In dozens of crime dramas, brooding detectives snarl about the slick criminal who appealed his conviction and “got off on a legal technicality.” They downplay the fact that legal errors by the judge or the prosecution often represent gross violations of the civil rights of the accused.
Trust us, appeals are important.
Nevertheless, you shouldn’t hang all your hopes on them. Here’s why.
Most people seem to believe appeals are a sort of second trial, a Round II of the justice process that allows the accused to see if he or she can get a better result with a new judge and jury.
In reality, while the outcome of an appeal may be the court’s willingness to grant the accused a second trial, the appeal itself isn’t about that. It’s about whether either the lawyers or the judges involved in the case committed a legal violation that represented a breach of the accused civil rights, and whether that breach had a substantive impact on the outcome of the case.
Far from being mere technicalities, these violations are extremely important. Some common ones include:
You have just thirty days to file a proper notice of appeal. You don’t want to do it alone, because if you get anything wrong you’ll lose your chance at an appeal.
And since the notice must include the specific legal issue you intend to rule on it is very unlikely you can do this on your own.
Appeals can take a long time to process.
And they have three outcomes: the court either upholds the lower court’s decision, remands it back to the lower court to either re-try the case or amend sentencing, or reverse the decision, which could mean a new trial.
If you get a new trial there’s a chance you’ll be granted bail and released just like you would be if you paid bail for your first trial. But it’s very rare for a judge to grant bail to someone who is navigating the appeals process.
It can take years to work your way through the entire process.
It’s far more common for the appellate court to uphold the lower court’s decision than it is for them to overturn it.

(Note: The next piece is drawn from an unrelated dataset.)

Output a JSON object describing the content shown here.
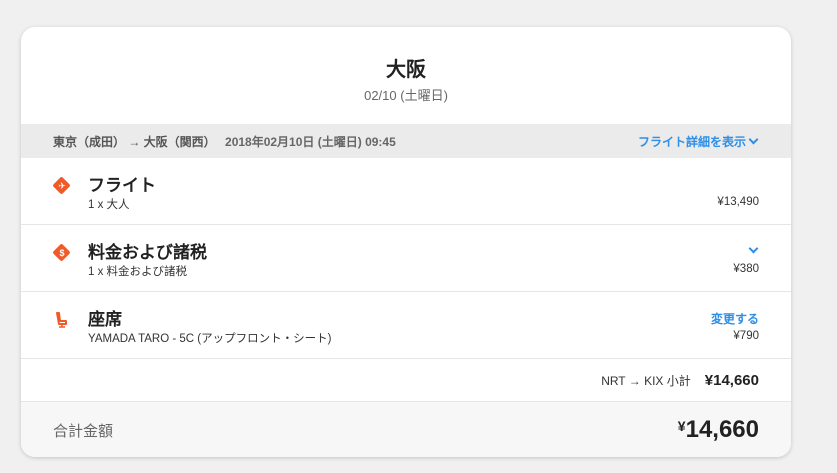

Thus, you should be pinning your hopes for freedom and the preservation on your future on what happens before a verdict is handed down. And that means hiring an outstanding criminal lawyer as soon as you have been charged with a crime, or as soon as you know you may be.